Look through the listing below for the word "Fecha" and copy every line where it occurs.
(Dataset records Opens)
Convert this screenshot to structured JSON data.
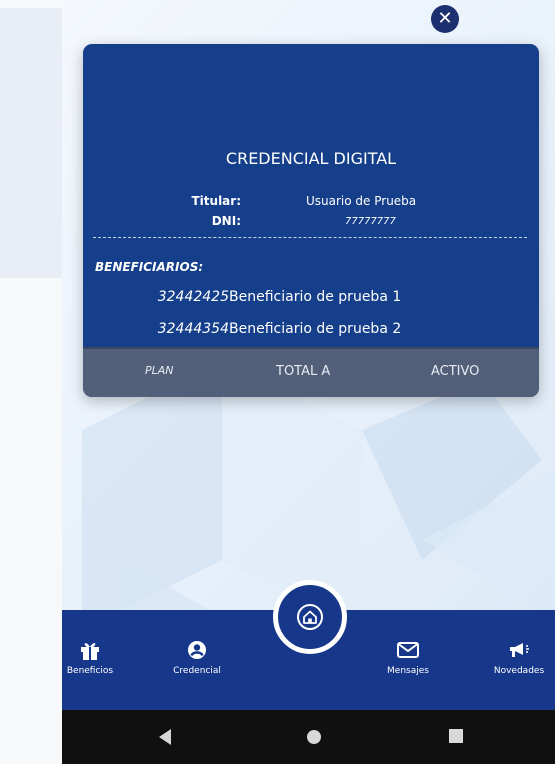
{
  "close_icon": "close-icon",
  "card": {
    "title": "CREDENCIAL DIGITAL",
    "titular_label": "Titular:",
    "titular_value": "Usuario de Prueba",
    "dni_label": "DNI:",
    "dni_value": "77777777",
    "beneficiarios_label": "BENEFICIARIOS:",
    "beneficiarios": [
      {
        "dni": "32442425",
        "name": "Beneficiario de prueba 1"
      },
      {
        "dni": "32444354",
        "name": "Beneficiario de prueba 2"
      }
    ],
    "footer": {
      "plan": "PLAN",
      "total": "TOTAL A",
      "status": "ACTIVO"
    }
  },
  "nav": {
    "items": [
      {
        "label": "Beneficios",
        "icon": "gift-icon"
      },
      {
        "label": "Credencial",
        "icon": "user-circle-icon"
      },
      {
        "label": "Mensajes",
        "icon": "envelope-icon"
      },
      {
        "label": "Novedades",
        "icon": "megaphone-icon"
      }
    ],
    "home_icon": "home-icon"
  },
  "android": {
    "back": "back-icon",
    "home": "android-home-icon",
    "recents": "recents-icon"
  },
  "colors": {
    "card": "#153f8a",
    "nav": "#16378a",
    "footer": "#525f79"
  }
}
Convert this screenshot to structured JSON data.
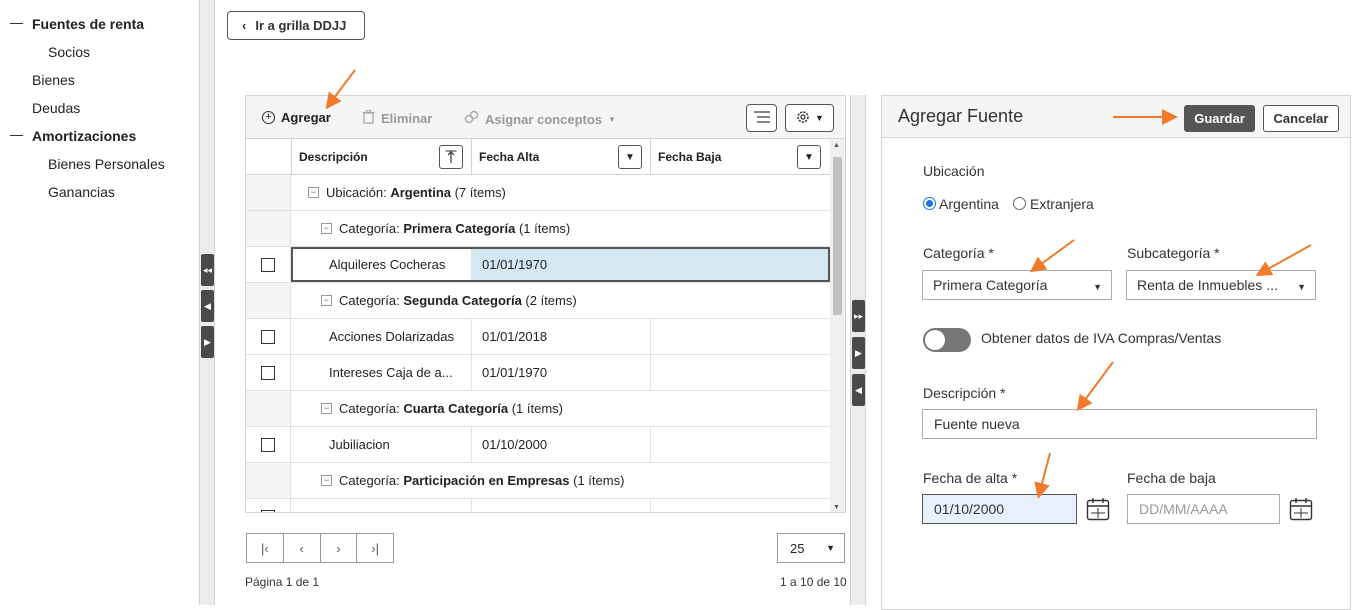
{
  "sidebar": {
    "items": [
      {
        "label": "Fuentes de renta",
        "group": true
      },
      {
        "label": "Socios",
        "group": false
      },
      {
        "label": "Bienes",
        "group": false
      },
      {
        "label": "Deudas",
        "group": false
      },
      {
        "label": "Amortizaciones",
        "group": true
      },
      {
        "label": "Bienes Personales",
        "group": false
      },
      {
        "label": "Ganancias",
        "group": false
      }
    ]
  },
  "top": {
    "back_button": "Ir a grilla DDJJ"
  },
  "toolbar": {
    "add_label": "Agregar",
    "delete_label": "Eliminar",
    "assign_label": "Asignar conceptos"
  },
  "grid": {
    "columns": [
      "Descripción",
      "Fecha Alta",
      "Fecha Baja"
    ],
    "rows": [
      {
        "kind": "group1",
        "prefix": "Ubicación: ",
        "name": "Argentina",
        "count": " (7 ítems)"
      },
      {
        "kind": "group2",
        "prefix": "Categoría: ",
        "name": "Primera Categoría",
        "count": " (1 ítems)"
      },
      {
        "kind": "data",
        "desc": "Alquileres Cocheras",
        "alta": "01/01/1970",
        "baja": "",
        "selected": true
      },
      {
        "kind": "group2",
        "prefix": "Categoría: ",
        "name": "Segunda Categoría",
        "count": " (2 ítems)"
      },
      {
        "kind": "data",
        "desc": "Acciones Dolarizadas",
        "alta": "01/01/2018",
        "baja": ""
      },
      {
        "kind": "data",
        "desc": "Intereses Caja de a...",
        "alta": "01/01/1970",
        "baja": ""
      },
      {
        "kind": "group2",
        "prefix": "Categoría: ",
        "name": "Cuarta Categoría",
        "count": " (1 ítems)"
      },
      {
        "kind": "data",
        "desc": "Jubiliacion",
        "alta": "01/10/2000",
        "baja": ""
      },
      {
        "kind": "group2",
        "prefix": "Categoría: ",
        "name": "Participación en Empresas",
        "count": " (1 ítems)"
      },
      {
        "kind": "data",
        "desc": "",
        "alta": "",
        "baja": ""
      }
    ]
  },
  "pager": {
    "page_size": "25",
    "page_info": "Página 1 de 1",
    "range_info": "1 a 10 de 10"
  },
  "form": {
    "title": "Agregar Fuente",
    "save_label": "Guardar",
    "cancel_label": "Cancelar",
    "location_label": "Ubicación",
    "location_options": [
      "Argentina",
      "Extranjera"
    ],
    "location_selected": "Argentina",
    "category_label": "Categoría *",
    "category_value": "Primera Categoría",
    "subcategory_label": "Subcategoría *",
    "subcategory_value": "Renta de Inmuebles ...",
    "iva_toggle_label": "Obtener datos de IVA Compras/Ventas",
    "iva_toggle_on": false,
    "description_label": "Descripción *",
    "description_value": "Fuente nueva",
    "date_alta_label": "Fecha de alta *",
    "date_alta_value": "01/10/2000",
    "date_baja_label": "Fecha de baja",
    "date_baja_placeholder": "DD/MM/AAAA"
  },
  "colors": {
    "annotation_arrow": "#f07a2a",
    "primary_button": "#555555",
    "selection": "#d4e8f2",
    "focus_input": "#e8f0fe"
  }
}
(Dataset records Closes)
Response for this exercise >>
      "Fecha Alta",
      "Fecha Baja"
    "date_alta_label": "Fecha de alta *",
    "date_baja_label": "Fecha de baja",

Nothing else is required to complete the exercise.